Their films are familiar to everyone, but their names are known only to those in the business. And that is just fine with them.
“Our goal, which unfortunately we’ve lived up to, is to be minimalist in all ways,” says Ron Yerxa with his trademark dry humor.
“We’ve never had a publicist,” Albert Berger adds, “but we do give an interview every 10 years.”
Berger and Yerxa are not only the principals of Bona Fide Productions; they are, except for a single hard-working employee (“at our peak we had two” offers Yerxa) the entire company.
This unpretentious size has not, however, affected the team’s ability to get films made. In their 31 years together they’ve put the Bona Fide name on more than two dozen films (the partners can’t manage to agree on exactly how many).
These include Oscar-successful films like the Anthony Minghella-directed “Cold Mountain” (five nominations), based on the Charles Frazier novel, and Alexander Payne’s “Nebraska” (nominated for six, including best picture); critical successes like “Ruby Sparks,” “Juliet, Naked” and “Bee Season,” and rip-roaring hits like “Little Miss Sunshine” and “Election.”
More recently, the partners had an unexpected success with “The Peanut Butter Falcon,” starring Shia LaBoeuf and Dakota Johnson. With more than $20 million at the box office, it became one of 2019’s top-grossing American independent films.
Like many of their films, the success of “Falcon” was far from pre-ordained. “It was a film that did not have an easy time, it was really kicked around,” says Yerxa, with Berger adding, “no festival wanted to take it [South by Southwest eventually did], no distributor wanted it.”
“So much rejection,” Yerxa admits, “it rattles you.”
Listing resilience as one of their key traits, Berger and Yerxa are at Sundance for the ninth time with their latest film, the deftly made “The Last Shift,” located in the Premieres section.
Written and directed by Andrew Cohn, it stars Richard Jenkins as a man quitting the graveyard shift at fast food emporium Oscar’s Chicken and Fish after 38 years. His unhappy replacement (Shane Paul McGhie) isn’t sure if he can last 38 minutes. Expectations to the contrary, their interaction doesn’t go at all where you think it will.
Describing exactly what a producer, especially an American independent producer, does can be challenging — “It’s my mother’s favorite question,” Berger laughs — but, sitting in their offices in Anonymous Content’s striking Culver City building, they agree to give it a shot.

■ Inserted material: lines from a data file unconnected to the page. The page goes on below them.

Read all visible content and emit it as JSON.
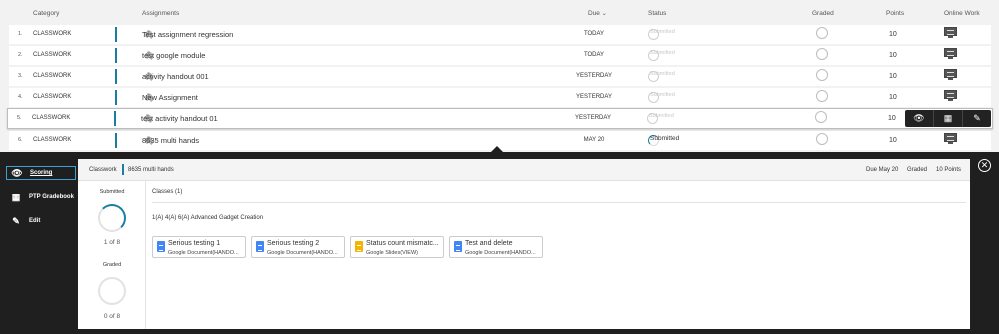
{
  "table": {
    "headers": {
      "category": "Category",
      "assignments": "Assignments",
      "due": "Due",
      "status": "Status",
      "graded": "Graded",
      "points": "Points",
      "online_work": "Online Work"
    },
    "rows": [
      {
        "num": "1.",
        "category": "CLASSWORK",
        "title": "Test assignment regression",
        "due": "TODAY",
        "status": "Submitted",
        "points": "10"
      },
      {
        "num": "2.",
        "category": "CLASSWORK",
        "title": "test google module",
        "due": "TODAY",
        "status": "Submitted",
        "points": "10"
      },
      {
        "num": "3.",
        "category": "CLASSWORK",
        "title": "activity handout 001",
        "due": "YESTERDAY",
        "status": "Submitted",
        "points": "10"
      },
      {
        "num": "4.",
        "category": "CLASSWORK",
        "title": "New Assignment",
        "due": "YESTERDAY",
        "status": "Submitted",
        "points": "10"
      },
      {
        "num": "5.",
        "category": "CLASSWORK",
        "title": "test activity handout 01",
        "due": "YESTERDAY",
        "status": "Submitted",
        "points": "10"
      },
      {
        "num": "6.",
        "category": "CLASSWORK",
        "title": "8635 multi hands",
        "due": "MAY 20",
        "status": "Submitted",
        "points": "10"
      }
    ]
  },
  "panel": {
    "sidebar": {
      "scoring": "Scoring",
      "gradebook": "PTP Gradebook",
      "edit": "Edit"
    },
    "breadcrumb": {
      "category": "Classwork",
      "title": "8635 multi hands",
      "due": "Due May 20",
      "graded": "Graded",
      "points": "10 Points"
    },
    "stats": {
      "submitted_label": "Submitted",
      "submitted_value": "1 of 8",
      "graded_label": "Graded",
      "graded_value": "0 of 8"
    },
    "classes_header": "Classes (1)",
    "class_name": "1(A) 4(A) 6(A) Advanced Gadget Creation",
    "cards": [
      {
        "title": "Serious testing 1",
        "subtitle": "Google Document(HANDO...",
        "icon": "google-doc-icon",
        "color": "#4285f4"
      },
      {
        "title": "Serious testing 2",
        "subtitle": "Google Document(HANDO...",
        "icon": "google-doc-icon",
        "color": "#4285f4"
      },
      {
        "title": "Status count mismatc...",
        "subtitle": "Google Slides(VIEW)",
        "icon": "google-slides-icon",
        "color": "#f4b400"
      },
      {
        "title": "Test and delete",
        "subtitle": "Google Document(HANDO...",
        "icon": "google-doc-icon",
        "color": "#4285f4"
      }
    ]
  },
  "colors": {
    "accent": "#1a7ea3",
    "panel_bg": "#1f1f1f",
    "active_border": "#3ba0d4"
  }
}
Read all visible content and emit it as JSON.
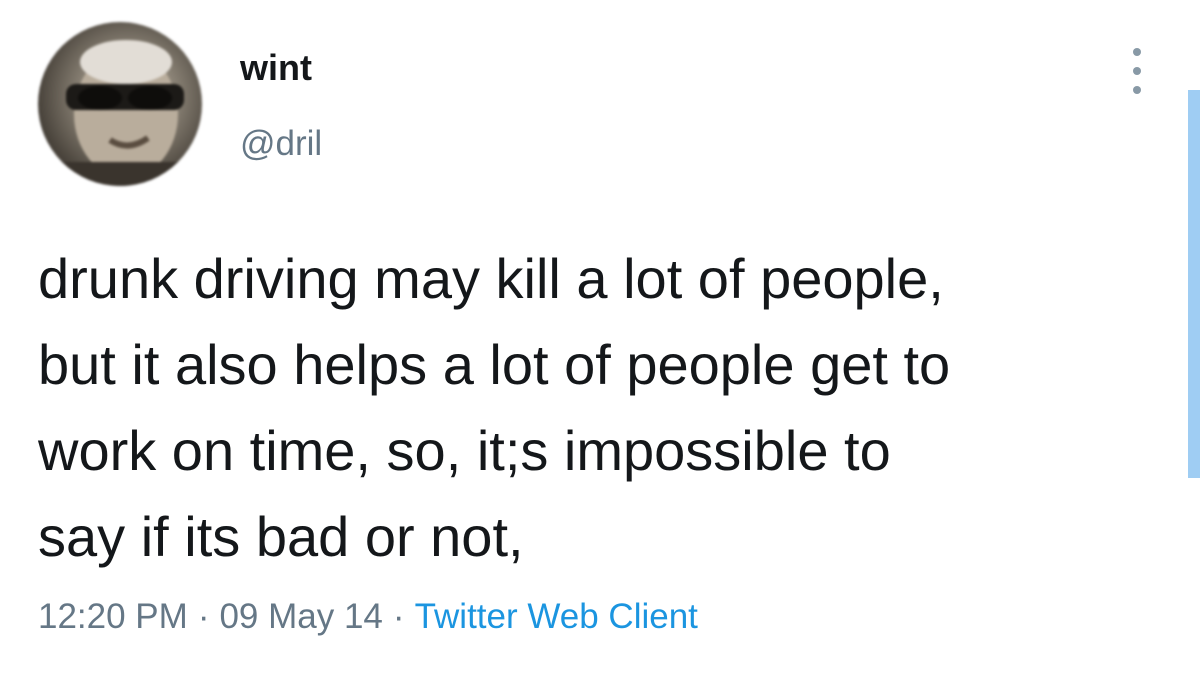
{
  "author": {
    "display_name": "wint",
    "handle": "@dril"
  },
  "tweet": {
    "lines": [
      "drunk driving may kill a lot of people,",
      "but it also helps a lot of people get to",
      "work on time, so, it;s impossible to",
      "say if its bad or not,"
    ]
  },
  "meta": {
    "time": "12:20 PM",
    "separator": "·",
    "date": "09 May 14",
    "source": "Twitter Web Client"
  },
  "icons": {
    "more": "more-vertical-icon",
    "avatar": "profile-photo"
  },
  "colors": {
    "text": "#14171a",
    "secondary": "#657786",
    "link": "#1b95e0",
    "scroll_indicator": "#9fcdf3"
  }
}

First, Berger says, it’s a misconception that producers are the ones providing the money, though they often are the ones who locate financing,
Rather, producers are the people with the longest connection to the film. “We are most often the first people involved — we find the book, come up with the idea — and are the last people out,” Berger explains. “We are engaged from beginning to end, bringing everything together.”
“Last Shift” shares traits with many of the team’s productions in that “it is entertaining and very honest,” Berger says, “and it has something important to say about the times we live in, which is easier to do with an independent film.”
“Our overall impulse,” adds Yerxa, “is not to be didactic or pedantic, not to have a theme that’s pounded in.
“We want to have films that reflect some kind of progressive ideas, a view of what might be possible in life. It may be a drop in the bucket, but at least it’s a drop.”
Being at Sundance one more time is especially meaningful to Berger and Yerxa, because it was at the 1989 edition that their collaboration began.
Having just decided to join forces (Berger was a writer, Yerxa a studio executive), the two men, in Berger’s words, “stumbled into the first screening of ‘Sex, Lies and Videotape.’”
Engaging in a series of conversations with director Steven Soderbergh, they ended up producers on his “King of the Hill” and never looked back.
Berger and Yerxa returned to Sundance every year for some 20 years, meeting numerous filmmakers including Payne, whose “Election,” they produced, leading to a serendipitous connection with star Matthew Broderick’s assistant Michael Arndt, who would later write “Little Miss Sunshine.”
More serendipity resulted in their connection to “Nebraska,” whose Bob Nelson script they were sent. They in turn sent it to Payne, asking if he had any ideas who might direct. “I have an idea,” replied the Nebraska-raised director. “How about me?”
Setting that film up at Paramount is an example of why, in Yerxa’s words, “it is so hard to generalize about this business. We talk about how great it is to be independent but Paramount couldn’t have been more supportive and non-intrusive.
“So this little funky script, inspired by the writer’s family, ended up in Cannes and we ended up staying at the Carlton.
“Sometimes we’re on the bus, sometimes we’re in a limo. We’re on the bus more often, but we’ll take the limo if it’s there.”